Camino Island

It’s John Grisham, so I never expected it to be great literature. But I was still disappointed. The beginning was absorbing, and I liked the premise. The novel is all about booksellers and novelists — well, more like bookseller and novelist — which clearly should appeal to book-lovers like me. And there are almost no lawyers anywhere in the story, an unusual plus for a Grisham novel.

So what could possibly go wrong? First, let’s skip to the end. I kept expecting some plot twist, some Deaver-esque reversal of good guys and bad guys, but no, the ending was just like early Grisham novels. Ho, hum.

And then there’s the middle, which wasn’t Grisham-like at all. Did he subcontract that part of the story out to someone else? Suddenly it became chick lit or a romance novel — I don’t know enough about either to tell the difference. Not what I was looking for at all.

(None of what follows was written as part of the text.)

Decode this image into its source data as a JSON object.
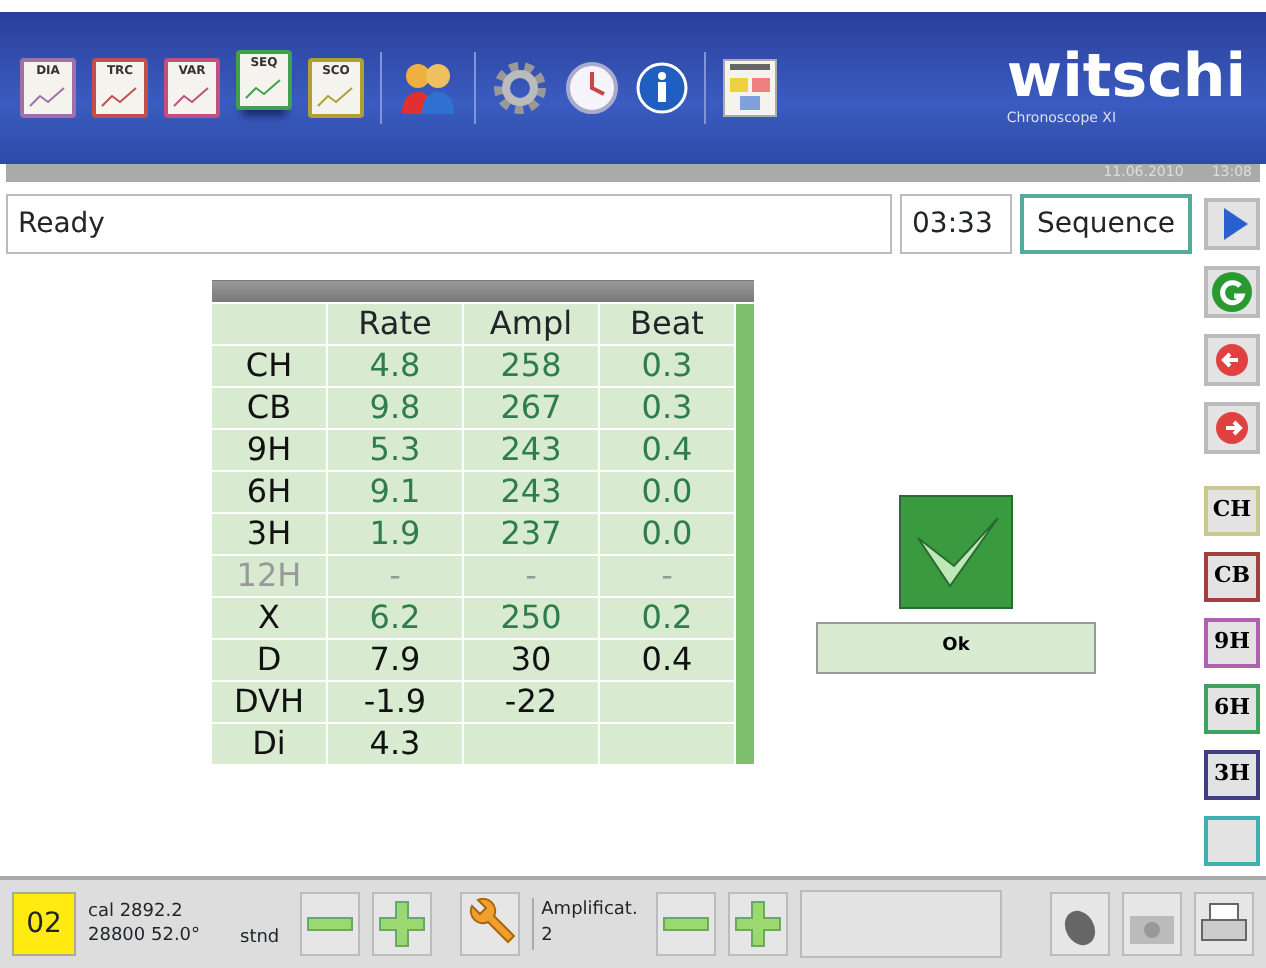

So you may wonder where crime and detection come in, as Grisham’s name is on the cover. That’s where we go back to the premise: five original manuscripts of F. Scott Fitzgerald are stolen from Princeton, and an insurance company rep arranges for an unsuccessful novelist to hunt them down. Yeah, right. There are a couple of interesting characters, but not the protagonist (the aforementioned unsuccessful novelist). The amazingly successful owner of an independent bookstore is mildly interesting at first, until he becomes a caricature; another novelist, whose character seems stolen from Louise Penny’s Ruth, remains interesting even if not original. The story line kept my attention, and the setting of a resort island in Florida is mildly convincing, though I wouldn’t know.

All in all, my verdict is “don’t bother.”

Categories: Books